New Delhi: The Supreme Court on Wednesday said recognised political parties need money to propagate their respective “political regime” and dismissed a petition seeking to lift “100 per cent tax exemption” granted to them.
A Bench led by Chief Justice of India J.S. Khehar did not find any merit with a writ petition filed by advocate M.L. Sharma challenging certain provisions in the Income Tax Act and the Representation of People Act.
Mr. Sharma had challenged the constitutionality of Section 13A of the Income Tax Act of 1961 and Section 29 of the Representation of People Act, 1951. The petition asked the apex court to decide on why ordinary persons are taxed while political parties enjoy exemption from tax.
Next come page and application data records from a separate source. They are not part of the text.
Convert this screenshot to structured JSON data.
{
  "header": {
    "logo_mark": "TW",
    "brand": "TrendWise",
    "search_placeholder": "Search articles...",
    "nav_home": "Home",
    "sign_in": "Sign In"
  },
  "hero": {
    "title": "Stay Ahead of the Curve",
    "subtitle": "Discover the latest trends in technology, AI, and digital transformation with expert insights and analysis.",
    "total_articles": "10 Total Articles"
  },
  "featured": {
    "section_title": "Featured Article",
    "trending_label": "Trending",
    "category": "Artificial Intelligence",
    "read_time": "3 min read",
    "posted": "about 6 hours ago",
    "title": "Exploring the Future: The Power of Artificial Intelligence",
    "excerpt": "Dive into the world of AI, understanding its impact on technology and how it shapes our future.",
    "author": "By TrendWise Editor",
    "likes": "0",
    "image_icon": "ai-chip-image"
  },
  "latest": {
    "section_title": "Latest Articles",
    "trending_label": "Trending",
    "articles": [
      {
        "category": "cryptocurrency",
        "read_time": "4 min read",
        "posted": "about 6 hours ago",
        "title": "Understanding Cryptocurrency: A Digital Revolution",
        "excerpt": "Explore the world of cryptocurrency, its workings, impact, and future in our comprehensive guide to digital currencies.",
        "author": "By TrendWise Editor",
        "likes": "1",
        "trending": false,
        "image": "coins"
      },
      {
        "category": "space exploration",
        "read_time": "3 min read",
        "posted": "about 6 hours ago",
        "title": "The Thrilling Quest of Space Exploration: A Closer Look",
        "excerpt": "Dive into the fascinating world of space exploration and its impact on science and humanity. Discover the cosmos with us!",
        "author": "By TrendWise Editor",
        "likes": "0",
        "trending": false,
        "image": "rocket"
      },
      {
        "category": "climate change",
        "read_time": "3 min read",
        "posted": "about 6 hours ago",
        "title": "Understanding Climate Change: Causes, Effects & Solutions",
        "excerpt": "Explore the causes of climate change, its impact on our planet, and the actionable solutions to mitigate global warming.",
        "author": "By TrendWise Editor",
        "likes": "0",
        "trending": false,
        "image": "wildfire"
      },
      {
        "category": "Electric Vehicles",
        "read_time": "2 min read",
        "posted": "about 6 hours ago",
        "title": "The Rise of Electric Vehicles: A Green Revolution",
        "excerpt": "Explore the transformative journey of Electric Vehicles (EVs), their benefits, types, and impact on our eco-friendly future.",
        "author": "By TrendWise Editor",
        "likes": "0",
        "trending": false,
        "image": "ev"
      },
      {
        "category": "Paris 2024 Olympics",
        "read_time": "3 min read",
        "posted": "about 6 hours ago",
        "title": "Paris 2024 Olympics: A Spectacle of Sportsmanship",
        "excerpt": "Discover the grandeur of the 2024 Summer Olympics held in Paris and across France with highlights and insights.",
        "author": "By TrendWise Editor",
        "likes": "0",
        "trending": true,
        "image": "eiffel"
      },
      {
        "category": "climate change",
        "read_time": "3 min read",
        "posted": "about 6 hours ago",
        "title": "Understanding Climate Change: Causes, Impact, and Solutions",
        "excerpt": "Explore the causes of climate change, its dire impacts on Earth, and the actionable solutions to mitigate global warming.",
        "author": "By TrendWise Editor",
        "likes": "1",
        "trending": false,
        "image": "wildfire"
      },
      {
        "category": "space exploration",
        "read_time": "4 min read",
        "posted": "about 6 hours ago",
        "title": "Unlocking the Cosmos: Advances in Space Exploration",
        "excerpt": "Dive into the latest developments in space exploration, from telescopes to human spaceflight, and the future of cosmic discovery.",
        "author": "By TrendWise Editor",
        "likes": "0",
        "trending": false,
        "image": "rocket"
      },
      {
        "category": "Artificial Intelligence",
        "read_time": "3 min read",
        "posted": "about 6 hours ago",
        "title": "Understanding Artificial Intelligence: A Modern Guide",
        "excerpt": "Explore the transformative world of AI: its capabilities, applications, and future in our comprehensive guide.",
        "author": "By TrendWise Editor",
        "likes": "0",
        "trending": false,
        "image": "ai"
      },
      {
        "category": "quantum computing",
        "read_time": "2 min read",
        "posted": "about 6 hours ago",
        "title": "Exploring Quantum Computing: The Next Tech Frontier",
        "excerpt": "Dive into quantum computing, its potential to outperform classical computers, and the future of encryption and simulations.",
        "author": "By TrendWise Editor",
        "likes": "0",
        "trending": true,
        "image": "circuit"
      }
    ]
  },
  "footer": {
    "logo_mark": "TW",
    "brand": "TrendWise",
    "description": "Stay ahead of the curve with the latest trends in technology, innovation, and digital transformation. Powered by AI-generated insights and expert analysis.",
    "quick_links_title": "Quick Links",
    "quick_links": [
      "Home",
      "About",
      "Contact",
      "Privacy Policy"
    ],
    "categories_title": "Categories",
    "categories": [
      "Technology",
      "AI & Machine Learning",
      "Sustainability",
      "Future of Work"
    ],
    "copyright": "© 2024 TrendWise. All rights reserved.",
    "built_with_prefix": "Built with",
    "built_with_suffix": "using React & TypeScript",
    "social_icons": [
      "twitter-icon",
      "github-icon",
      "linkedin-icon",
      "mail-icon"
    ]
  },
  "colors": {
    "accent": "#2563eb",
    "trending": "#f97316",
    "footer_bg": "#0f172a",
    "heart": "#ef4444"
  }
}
“Political parties registered with the Election Commission of India are 100 per cent exempted from paying Income Tax under Section 13A of Income Tax Act, 1961 as long as the political parties file their Income Tax Returns every assessment year along with their audited accounts, income/ expenditure details and balance sheet,” the petition said.
“This is a serious financial and life injury to the citizen of India. If it is not stopped and quashed it will be serious endanger to the whole society, livelihood and life of the citizen of India,” the petition said.
The petition also seeks the apex court’s intervention to respond to several questions of law like, if the Indian Constitution recognises the need for a political party membership for membership in the parliament and state legislative counsel and assembly.
“In the present scenario, political parties work for themselves to grave maximum seat in the House for their nominated person via hook and crook. They serve no social and moral service to the citizen of India as well as to the country. On the other hand, they have been at the root of corruption,” the petition alleged.